Muscle weakness -
Paresthesia -
Seizures -
Stroke -

Last updated: 8/1/2015

The Human Phenotype Ontology (HPO) has collected information on how often a sign or symptom occurs in a condition. Much of this information comes from Orphanet, a European rare disease database. The frequency of a sign or symptom is usually listed as a rough estimate of the percentage of patients who have that feature.

The frequency may also be listed as a fraction. The first number of the fraction is how many people had the symptom, and the second number is the total number of people who were examined in one study. For example, a frequency of 25/25 means that in a study of 25 people all patients were found to have that symptom. Because these frequencies are based on a specific study, the fractions may be different if another group of patients are examined.
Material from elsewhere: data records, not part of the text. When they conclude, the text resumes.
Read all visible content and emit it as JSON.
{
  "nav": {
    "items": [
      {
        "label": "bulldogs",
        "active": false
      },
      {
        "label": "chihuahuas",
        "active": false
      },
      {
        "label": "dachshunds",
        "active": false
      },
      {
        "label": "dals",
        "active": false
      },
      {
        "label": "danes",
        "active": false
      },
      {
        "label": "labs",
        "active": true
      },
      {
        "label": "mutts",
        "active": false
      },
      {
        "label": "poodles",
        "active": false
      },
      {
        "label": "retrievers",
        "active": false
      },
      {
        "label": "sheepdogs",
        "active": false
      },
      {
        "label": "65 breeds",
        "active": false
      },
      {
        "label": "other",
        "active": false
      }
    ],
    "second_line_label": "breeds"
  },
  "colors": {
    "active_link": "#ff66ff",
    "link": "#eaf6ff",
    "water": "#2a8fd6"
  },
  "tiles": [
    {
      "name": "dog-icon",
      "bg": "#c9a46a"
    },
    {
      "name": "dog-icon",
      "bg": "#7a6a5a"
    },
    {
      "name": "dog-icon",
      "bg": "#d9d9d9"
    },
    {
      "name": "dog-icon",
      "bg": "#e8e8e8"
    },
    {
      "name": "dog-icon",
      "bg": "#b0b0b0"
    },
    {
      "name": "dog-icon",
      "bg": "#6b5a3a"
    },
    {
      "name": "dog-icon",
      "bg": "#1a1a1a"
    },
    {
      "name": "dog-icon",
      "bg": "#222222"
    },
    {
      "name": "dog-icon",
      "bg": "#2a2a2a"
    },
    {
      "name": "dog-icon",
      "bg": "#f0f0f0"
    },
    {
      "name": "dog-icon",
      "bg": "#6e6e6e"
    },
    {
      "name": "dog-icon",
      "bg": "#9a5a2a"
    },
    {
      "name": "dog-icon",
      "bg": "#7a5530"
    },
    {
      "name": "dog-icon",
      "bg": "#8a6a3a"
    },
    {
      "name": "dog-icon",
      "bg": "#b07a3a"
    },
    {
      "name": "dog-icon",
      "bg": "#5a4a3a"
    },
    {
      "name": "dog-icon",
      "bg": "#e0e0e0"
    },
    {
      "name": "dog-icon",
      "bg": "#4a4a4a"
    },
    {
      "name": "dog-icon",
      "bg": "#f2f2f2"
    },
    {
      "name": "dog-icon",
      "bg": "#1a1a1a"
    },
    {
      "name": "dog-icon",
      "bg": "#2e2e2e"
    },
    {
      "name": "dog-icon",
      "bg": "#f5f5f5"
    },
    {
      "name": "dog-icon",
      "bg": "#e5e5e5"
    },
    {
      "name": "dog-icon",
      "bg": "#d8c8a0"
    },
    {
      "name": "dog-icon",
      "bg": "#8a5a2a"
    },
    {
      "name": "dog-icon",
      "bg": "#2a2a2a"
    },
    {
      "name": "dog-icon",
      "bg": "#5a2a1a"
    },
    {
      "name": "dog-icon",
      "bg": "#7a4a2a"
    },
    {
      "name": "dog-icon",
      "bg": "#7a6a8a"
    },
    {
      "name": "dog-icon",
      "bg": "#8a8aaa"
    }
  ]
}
Sometimes, no information on frequency is available. In these cases, the sign or symptom may be rare or common.


References
  1. Homocystinuria due to deficiency of N(5,10)-Methylenetetrahydrofoloate reductase activity. Online Mendelian Inheritance in Man. 2007; http://www.ncbi.nlm.nih.gov/entrez/dispomim.cgi?id=236250. Accessed 5/13/2009.
  2. Homocysteine. American Academy of Family Physicians. 2006; http://familydoctor.org/online/famdocen/home/articles/249.html. Accessed 5/13/2009.
  3. Homocystinuria. Genetics Home Reference (GHR). 2008; http://www.ghr.nlm.nih.gov/condition=homocystinuria. Accessed 3/16/2011.
  4. MTHFR. Genetics Home Reference (GHR). Februrary 2011; http://ghr.nlm.nih.gov/gene/MTHFR. Accessed 7/14/2011.
  5. Rosenson RS, Kang DS. Overview of homocysteine. In: Fletcher RH, Freeman MW. UpToDate. Waltham, MA: UpToDate; 2015; Accessed 3/27/2015.
  6. Liew SC, Gupta ED. Methylenetetrahydrofolate reductase (MTHFR) C677T polymorphism: epidemiology, metabolism and the associated diseases. Eur J Med Genet. 2015 Jan; 58(1):1-10. Accessed 3/27/2015.


Other Names for this Disease
  • 5,10 alpha methylenetetrahydro-folate reductase deficiency
  • 5,10-alpha-methylenetetrahydro-folate reductase deficiency
  • Homocysteinemia due to methylenetetrahydro-folate reductase deficiency
  • Homocysteinuria due to methylenetetrahydro-folate reductase deficiency
  • Homocystinuria due to methylene tetrahydrofolate reductase deficiency
See Disclaimer regarding information on this site. Some links on this page may take you to organizations outside of the National Institutes of Health.